Who do you play in Berlin Station?
I play Valerie Edwards who is Global Affairs Branch Chief for the Berlin Station, which is a CIA station here in Berlin. Valerie’s main position is to oversee the case officers. Because of a certain leak that has come out and certain outwards circumstances her position keeps changing. As the chessboard changes and the chess pieces change so do everyone’s loyalties and everyone’s positions. While I would normally only oversee the case officers I am also going back to her old job a bit more working with agents on a close level and working out in the field a bit more. I think for Valerie it’s good for her to be out in the field again as she’s been struggling to perhaps have a more stationary life. There’s an addiction for the lifestyle.
Is Valerie a moral character?

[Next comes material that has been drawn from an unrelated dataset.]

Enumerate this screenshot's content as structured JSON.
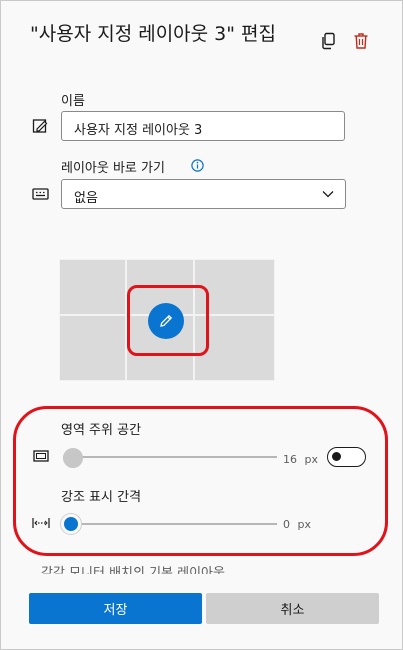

Valerie definitely has a moral compass that is constantly on the verge of being compromised by the very nature of what we do. She’s hyper aware of that and is always trying to maintain the steadiness of that. It’s difficult when you live in a world that lives in the shadows and when you’re forced to live in the shadows. When duplicity is a part of your job how do you maintain your moral compass? Because of Valerie’s tenure and experience she is quite aware that it’s very easy for people to lose their moral way, to switch their loyalties. That’s the beauty of this show and the beauty of the writing. As I said, as the chessboard changes everyone’s loyalties switch and sway and ebb and flow. When you live such a duplicitous life your soul is kind of chipped away. When you take on other identities, who are you at the end of the day? It’s very easy to lose your way.
What sets Berlin Station apart from other spy shows?
We take a deeper look into the psychology and inner lives of people who do this very odd job for a living. We have the courage to include the gallows humour which to me was very important. It is a drama based in this workplace where nobody is allowed to tell the truth, so of course things are shifting and walls are coming in and moving out. To maintain your integrity in the midst of that distortion I think is really key for each of these characters and fascinating to watch.
What’s Valerie’s first impression of new guy Daniel (Richard Armitage)? Does it change at all?
Valerie is doing her job. She’s sniffing him out, but he came highly recommended in a way that was unusual. His trajectory is unusual. That puts a question mark on him immediately. But on some level there is a trust. As she sniffs him out a bit she has to make a gut decision to trust someone or not. They’re always on probation certainly, or psychological probation. But certainly as time goes on he proves himself to be quite able, quite capable, highly intelligent and good at his job. Daniel has also taken over from an agent who was exposed during the leak who I was very close to and had been a very close colleague of mine, so there’s another question mark: could he take over from this agent and do as good a job?
What’s it like playing a character in what is probably a very male dominated industry? Is that something you see as part of Valerie’s character?
I’m very proud of our writers and what we’ve accomplished as far as Valerie being one of the sole women in a position of power and equality in this station and how we’ve dealt with it, which is not really dealing with it. There might be some archaic underpinnings from before from people like Robert Kirsch, but you do your job and you get on with it and the knuckle draggers will catch up. We all know how capable women are. I had an interesting conversation with someone in the CIA at the US Embassy in Berlin and I asked him what the ratio was with women and what sexism was like. He said the ratio is pretty good if not completely equal these days. That made me feel pretty good. I hope he’s telling the truth!
What about the show or the role clicked for you?
I was a little burnout and I had taken eight months off. I wasn’t really interested in anything I was reading. This came across my lap and it was a scene with Hector that made me sit up and say “That’s not a twist I saw coming!” I’m like a psychic reading a script, I can see everything that’s coming down the road, and that got me. I got up, I made a pot of coffee, and I sat down and read it and fell in love with it. I don’t know what it is, you just get that feeling in your gut, that this is the one. I loved Olen’s writing and I had a Skype phone call with him, he’s such a lovely guy. So warm, so kind. We just had a good talk and I felt safe immediately. That meant the world to me.
Do you think you or any of your fellow cast members could be good spies?
Do I think actors would make good spies? Absolutely not! We are such chickens in real life. Do we lie for a living? Yes. But we pay somebody else to write those lies and if we don’t get it right, we get a second, third, fourth take if necessary. When we have to do research or ride-alongs, or go into these dangerous situations, we’re always completely protected. Coming down to it, if you had to really throw us into a situation like that, we’d be calling our agents and managers so fast to get out of that situation… we wouldn’t know what to do! I have friends who are activists who do undercover work and I’m constantly picking their brains about it. What’s extraordinary is there are no do-overs. You get caught, you get caught. You go to prison. For people who truly spy, you get caught, you get killed. So no, we’re much too silly. I am, at least!
In the show there are a lot of colourful agent names like ‘Joker’ and ‘Swingset’. If you were an agent, what would your spy name be?
‘Clumsy Man’. But it must be said with a Russian accent!